“People worked on the film because they are going to ask me to act in something soon,” Diego Luna says, laughing about the barter system used for his first directorial feature film, Abel, which just premiered at the London Film Festival. “There is no star system in Mexico,” he elaborates, despite shooting to international stardom himself in 2001, when fellow Mexican director Alfonso Cuarón cast him in Y Tu Mamá También.
Luna, following that breakout role, continued his career in Mexico mostly as a producer, but appeared onscreen again as Harvey Milk’s lover in Milk, Gus Van Sant’s Oscar-winning biopic. Launching Canana Films in 2005 with Gael García Bernal, with whom he starred in Y Tu Mamá También, Luna has produced a number of festival-touring films in Mexico. “For me it just seemed natural to produce and now direct. You have more freedom to do that in Mexico,” Luna says of branching out.
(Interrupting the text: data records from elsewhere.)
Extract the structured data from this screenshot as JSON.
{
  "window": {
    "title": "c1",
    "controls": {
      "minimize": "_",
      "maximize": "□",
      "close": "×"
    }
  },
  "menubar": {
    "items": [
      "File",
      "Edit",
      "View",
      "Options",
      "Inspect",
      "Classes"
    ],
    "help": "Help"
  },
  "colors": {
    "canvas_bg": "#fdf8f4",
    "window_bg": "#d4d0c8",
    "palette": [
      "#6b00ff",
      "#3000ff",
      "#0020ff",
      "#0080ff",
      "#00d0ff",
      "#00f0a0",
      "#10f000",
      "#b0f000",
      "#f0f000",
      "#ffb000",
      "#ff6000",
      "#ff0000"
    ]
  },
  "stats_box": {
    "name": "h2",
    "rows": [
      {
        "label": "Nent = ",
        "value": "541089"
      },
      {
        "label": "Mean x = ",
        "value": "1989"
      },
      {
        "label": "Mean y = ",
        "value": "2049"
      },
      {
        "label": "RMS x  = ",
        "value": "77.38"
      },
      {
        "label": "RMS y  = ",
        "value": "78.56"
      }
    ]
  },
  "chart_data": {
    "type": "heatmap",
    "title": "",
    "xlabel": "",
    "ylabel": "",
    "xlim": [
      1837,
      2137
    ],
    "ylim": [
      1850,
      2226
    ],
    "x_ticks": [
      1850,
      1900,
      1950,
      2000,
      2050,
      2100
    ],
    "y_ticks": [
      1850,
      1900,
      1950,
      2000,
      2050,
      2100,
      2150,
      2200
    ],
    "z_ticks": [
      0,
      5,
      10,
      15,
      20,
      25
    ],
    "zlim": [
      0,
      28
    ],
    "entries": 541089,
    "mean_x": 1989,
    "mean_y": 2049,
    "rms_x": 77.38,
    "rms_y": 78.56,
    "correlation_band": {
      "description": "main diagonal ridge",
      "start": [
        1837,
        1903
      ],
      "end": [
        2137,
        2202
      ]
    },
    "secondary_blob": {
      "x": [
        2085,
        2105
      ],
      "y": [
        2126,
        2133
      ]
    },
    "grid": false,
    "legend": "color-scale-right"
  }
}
Abel is about a mother and her disturbed son, grappling with the absence of his father. It is both funny and moving, and it’s tempting to draw a parallel with Luna’s own life. “The film was something I wanted to make for a long time. And during filming I became a father. I remember when we were writing the scene when Abel kisses his mother, we were laughing. But after my child was born, it didn’t seem funny anymore.”
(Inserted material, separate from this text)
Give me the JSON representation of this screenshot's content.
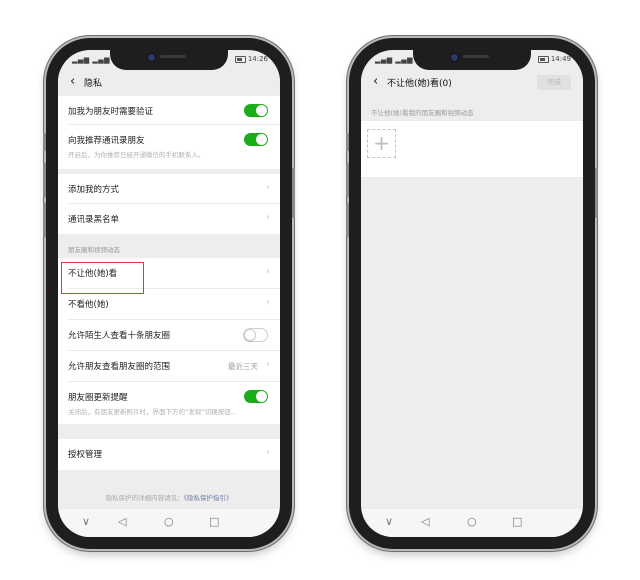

Also screened at the London Film Festival was a short Luna directed for Revolución, a film about Mexico a century after independence. He is also working on a new script with his Abel co-writer, Augusto Mendoza, and he’s already practicing the ways of a seasoned pro. “I will never work with a deadline again. Next time if it’s not finished, it just won’t screen,” he jokes.